Menu-adjustments cannot just be used to justify higher prices or to tackle food waste, they can also help lower the cost per plate, by accommodating changing ingredient costs. For example, sometimes more expensive ingredients can be replaced with cheaper ones, without compromising the quality of the dish. Here too transparency can help, especially when it is more noticeable. Similarly, some restaurants are still in the habit of adding a little too much to their dishes, even for their customers tastes. Those things add up. To illustrate: in the 1980s American Airlines discovered 75% of their passengers were not eating the olive that was supposed to be the hearty cherries on top of their salads. They cut it and saved $40,000 in one year. Looking at those numbers, one might forgive them cutting the olive even if 75% had eaten the olive.
Finally, another tool to tackle inflation is to pay better wages. Wait, what? You read that right. Paying more competitive wages reduces turnover, which leads to a more skilled and dedicated workforce. This can enhance overall operational efficiency and customer satisfaction, thereby mitigating the impact of inflation.
Restaurants, like all of us, are going through a difficult time with complicated problems to which there are only imperfect solutions. The ones on this non exhaustive list are therefore far from silver bullets. I nevertheless do hope that they can serve as a starting point for some restaurants. After all, although they might not technically be essential, who would want to live in a world in which their favorite restaurants had to close their doors?
About the author:

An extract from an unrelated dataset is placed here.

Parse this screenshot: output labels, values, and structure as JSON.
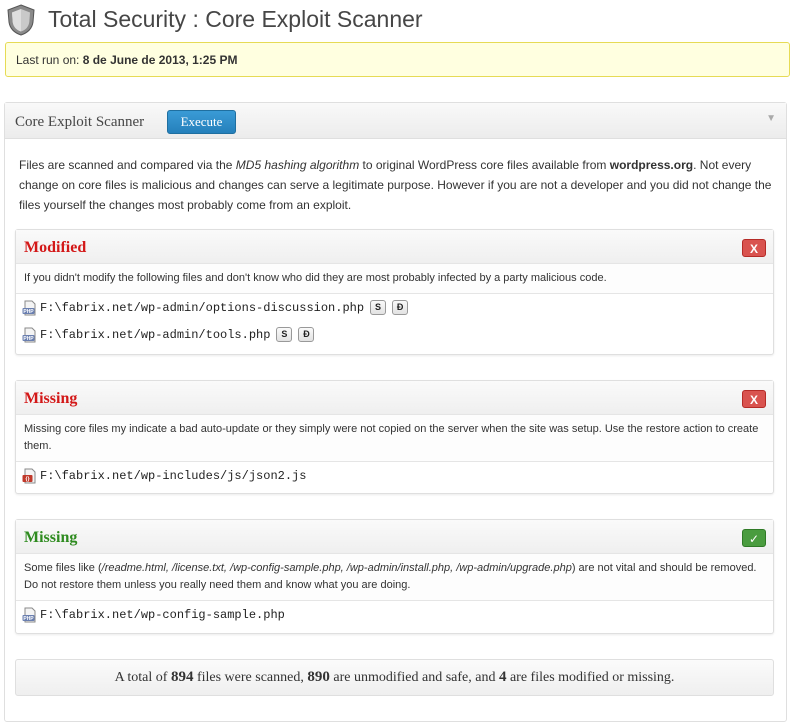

The co-owner & founder of Millennial & Gen Z marketing and employer branding agency 1520 in Apeldoorn, the Netherlands, Marius Zürcher was a participant at FCSI’s ‘Millennials’ focused roundtable at INTERGASTRA and a speaker at FCSI workshops about industry trends.